Give back every record below precisely as written.

(Dataset rows for apps and sites)

○ ○ ○

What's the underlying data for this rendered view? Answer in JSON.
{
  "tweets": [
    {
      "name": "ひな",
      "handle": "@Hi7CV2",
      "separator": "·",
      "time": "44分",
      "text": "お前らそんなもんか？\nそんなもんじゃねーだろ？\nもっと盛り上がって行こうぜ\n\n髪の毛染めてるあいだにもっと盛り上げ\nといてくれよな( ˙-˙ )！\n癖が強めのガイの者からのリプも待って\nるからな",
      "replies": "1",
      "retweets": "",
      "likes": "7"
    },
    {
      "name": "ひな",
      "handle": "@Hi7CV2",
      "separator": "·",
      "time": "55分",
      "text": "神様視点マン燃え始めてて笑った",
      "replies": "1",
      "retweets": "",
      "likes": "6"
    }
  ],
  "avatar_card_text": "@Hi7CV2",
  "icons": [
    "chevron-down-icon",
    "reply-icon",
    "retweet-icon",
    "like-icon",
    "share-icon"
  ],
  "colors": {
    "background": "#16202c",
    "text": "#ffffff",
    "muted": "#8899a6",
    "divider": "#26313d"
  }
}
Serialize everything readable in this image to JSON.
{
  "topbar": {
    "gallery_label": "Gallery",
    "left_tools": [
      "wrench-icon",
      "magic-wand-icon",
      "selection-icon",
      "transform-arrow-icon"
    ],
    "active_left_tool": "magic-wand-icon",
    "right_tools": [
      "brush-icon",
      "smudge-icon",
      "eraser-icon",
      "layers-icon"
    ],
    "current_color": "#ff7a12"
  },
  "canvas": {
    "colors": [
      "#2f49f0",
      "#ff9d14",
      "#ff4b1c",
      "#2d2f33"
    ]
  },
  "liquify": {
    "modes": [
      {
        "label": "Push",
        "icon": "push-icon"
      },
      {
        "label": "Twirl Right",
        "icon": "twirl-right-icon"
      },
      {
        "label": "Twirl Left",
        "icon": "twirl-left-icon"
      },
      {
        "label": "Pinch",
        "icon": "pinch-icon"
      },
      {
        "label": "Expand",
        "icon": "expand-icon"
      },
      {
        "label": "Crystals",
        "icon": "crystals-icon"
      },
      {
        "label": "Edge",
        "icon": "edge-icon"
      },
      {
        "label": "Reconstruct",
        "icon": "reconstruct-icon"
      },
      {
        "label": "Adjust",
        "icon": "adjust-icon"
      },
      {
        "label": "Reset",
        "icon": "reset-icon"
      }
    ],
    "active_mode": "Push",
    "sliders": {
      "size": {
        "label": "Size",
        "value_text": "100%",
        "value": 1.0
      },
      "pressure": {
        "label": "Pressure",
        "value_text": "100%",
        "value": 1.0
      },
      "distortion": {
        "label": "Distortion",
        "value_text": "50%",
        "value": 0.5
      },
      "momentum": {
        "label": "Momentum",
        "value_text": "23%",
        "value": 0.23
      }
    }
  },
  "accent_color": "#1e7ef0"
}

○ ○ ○

- RESPONSE FOR THIS EXERCISE:
What's the underlying data for this rendered view? Answer in JSON.
{
  "tweets": [
    {
      "name": "ひな",
      "handle": "@Hi7CV2",
      "separator": "·",
      "time": "44分",
      "text": "お前らそんなもんか？\nそんなもんじゃねーだろ？\nもっと盛り上がって行こうぜ\n\n髪の毛染めてるあいだにもっと盛り上げ\nといてくれよな( ˙-˙ )！\n癖が強めのガイの者からのリプも待って\nるからな",
      "replies": "1",
      "retweets": "",
      "likes": "7"
    },
    {
      "name": "ひな",
      "handle": "@Hi7CV2",
      "separator": "·",
      "time": "55分",
      "text": "神様視点マン燃え始めてて笑った",
      "replies": "1",
      "retweets": "",
      "likes": "6"
    }
  ],
  "avatar_card_text": "@Hi7CV2",
  "icons": [
    "chevron-down-icon",
    "reply-icon",
    "retweet-icon",
    "like-icon",
    "share-icon"
  ],
  "colors": {
    "background": "#16202c",
    "text": "#ffffff",
    "muted": "#8899a6",
    "divider": "#26313d"
  }
}
Serialize everything readable in this image to JSON.
{
  "topbar": {
    "gallery_label": "Gallery",
    "left_tools": [
      "wrench-icon",
      "magic-wand-icon",
      "selection-icon",
      "transform-arrow-icon"
    ],
    "active_left_tool": "magic-wand-icon",
    "right_tools": [
      "brush-icon",
      "smudge-icon",
      "eraser-icon",
      "layers-icon"
    ],
    "current_color": "#ff7a12"
  },
  "canvas": {
    "colors": [
      "#2f49f0",
      "#ff9d14",
      "#ff4b1c",
      "#2d2f33"
    ]
  },
  "liquify": {
    "modes": [
      {
        "label": "Push",
        "icon": "push-icon"
      },
      {
        "label": "Twirl Right",
        "icon": "twirl-right-icon"
      },
      {
        "label": "Twirl Left",
        "icon": "twirl-left-icon"
      },
      {
        "label": "Pinch",
        "icon": "pinch-icon"
      },
      {
        "label": "Expand",
        "icon": "expand-icon"
      },
      {
        "label": "Crystals",
        "icon": "crystals-icon"
      },
      {
        "label": "Edge",
        "icon": "edge-icon"
      },
      {
        "label": "Reconstruct",
        "icon": "reconstruct-icon"
      },
      {
        "label": "Adjust",
        "icon": "adjust-icon"
      },
      {
        "label": "Reset",
        "icon": "reset-icon"
      }
    ],
    "active_mode": "Push",
    "sliders": {
      "size": {
        "label": "Size",
        "value_text": "100%",
        "value": 1.0
      },
      "pressure": {
        "label": "Pressure",
        "value_text": "100%",
        "value": 1.0
      },
      "distortion": {
        "label": "Distortion",
        "value_text": "50%",
        "value": 0.5
      },
      "momentum": {
        "label": "Momentum",
        "value_text": "23%",
        "value": 0.23
      }
    }
  },
  "accent_color": "#1e7ef0"
}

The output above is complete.